New requirements for emissions from new and existing power plants in the EU will cut pollution from the sector at least in half by 2030. But the level of ambition from national governments will determine how significant the changes to air quality will be, according to the bloc's environmental agency.

In a new analysis, the European Environment Agency, or EEA, found that new limits on sulfur dioxide, nitrogen oxide and dust emissions from all power plants starting in 2021 will lead to emissions reductions of at least 51% to 66%, depending on the pollutant. But if member states take advantage of the most stringent provisions of recent EU legislation, much higher reductions could be achieved, the agency said.

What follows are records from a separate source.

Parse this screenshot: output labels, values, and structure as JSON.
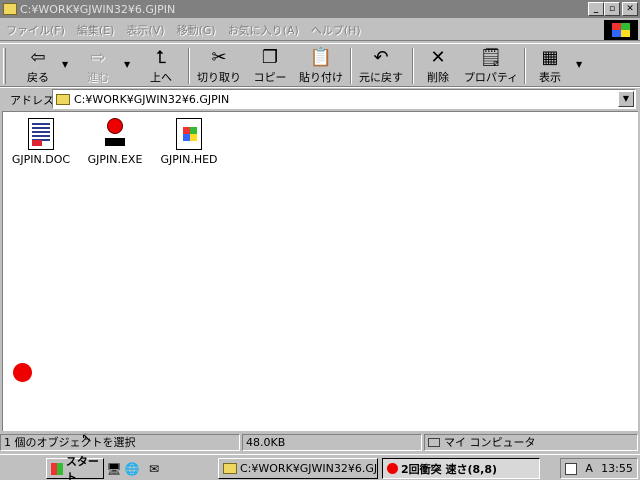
{
  "window": {
    "title": "C:¥WORK¥GJWIN32¥6.GJPIN",
    "buttons": {
      "minimize": "_",
      "maximize": "▫",
      "close": "✕"
    }
  },
  "menu": [
    "ファイル(F)",
    "編集(E)",
    "表示(V)",
    "移動(G)",
    "お気に入り(A)",
    "ヘルプ(H)"
  ],
  "toolbar": {
    "back": "戻る",
    "forward": "進む",
    "up": "上へ",
    "cut": "切り取り",
    "copy": "コピー",
    "paste": "貼り付け",
    "undo": "元に戻す",
    "delete": "削除",
    "properties": "プロパティ",
    "view": "表示"
  },
  "address": {
    "label": "アドレス",
    "value": "C:¥WORK¥GJWIN32¥6.GJPIN"
  },
  "files": [
    {
      "name": "GJPIN.DOC",
      "icon": "document-icon"
    },
    {
      "name": "GJPIN.EXE",
      "icon": "red-ball-exe-icon"
    },
    {
      "name": "GJPIN.HED",
      "icon": "windows-help-icon"
    }
  ],
  "status": {
    "selection": "1 個のオブジェクトを選択",
    "size": "48.0KB",
    "location": "マイ コンピュータ"
  },
  "taskbar": {
    "start": "スタート",
    "tasks": [
      {
        "label": "C:¥WORK¥GJWIN32¥6.GJ...",
        "active": false
      },
      {
        "label": "2回衝突  速さ(8,8)",
        "active": true
      }
    ],
    "clock": "13:55",
    "tray_label": "A"
  }
}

Under the EU's Industrial Emissions Directive, passed in 2017, member states are required to adopt a range of emission limits for pollutants into their permit conditions for industrial plants. These already apply to new power plants and will qualify for all existing ones by 2021 at the latest.

By 2030, according to the EEA analysis, implementing the upper emission limits would cut emissions by 66% for SO2, 56% for particulate matter and 51% for NOx, compared with 2016. The most ambitious targets under the directive would result in reductions of 91% for SO2, 82% for particulate matter and 79% for NOX.

"The lower limit is the level of ambition that member states should strive for when setting permit conditions," the agency said, emphasizing that they are technically and economically achievable in most cases.

The study noted that fossil fuel-fired power plants, most of them coal- and gas-fired, still generate almost half of all electricity in the EU's 28 member states and release more than half of the total man-made SO2, 15% of NOx and 4% of particulate matter, in addition to other pollutants such as mercury. Previous environmental regulation has already reduced emissions of SO2 and dust from power plants by more than three quarters since 2004, it said.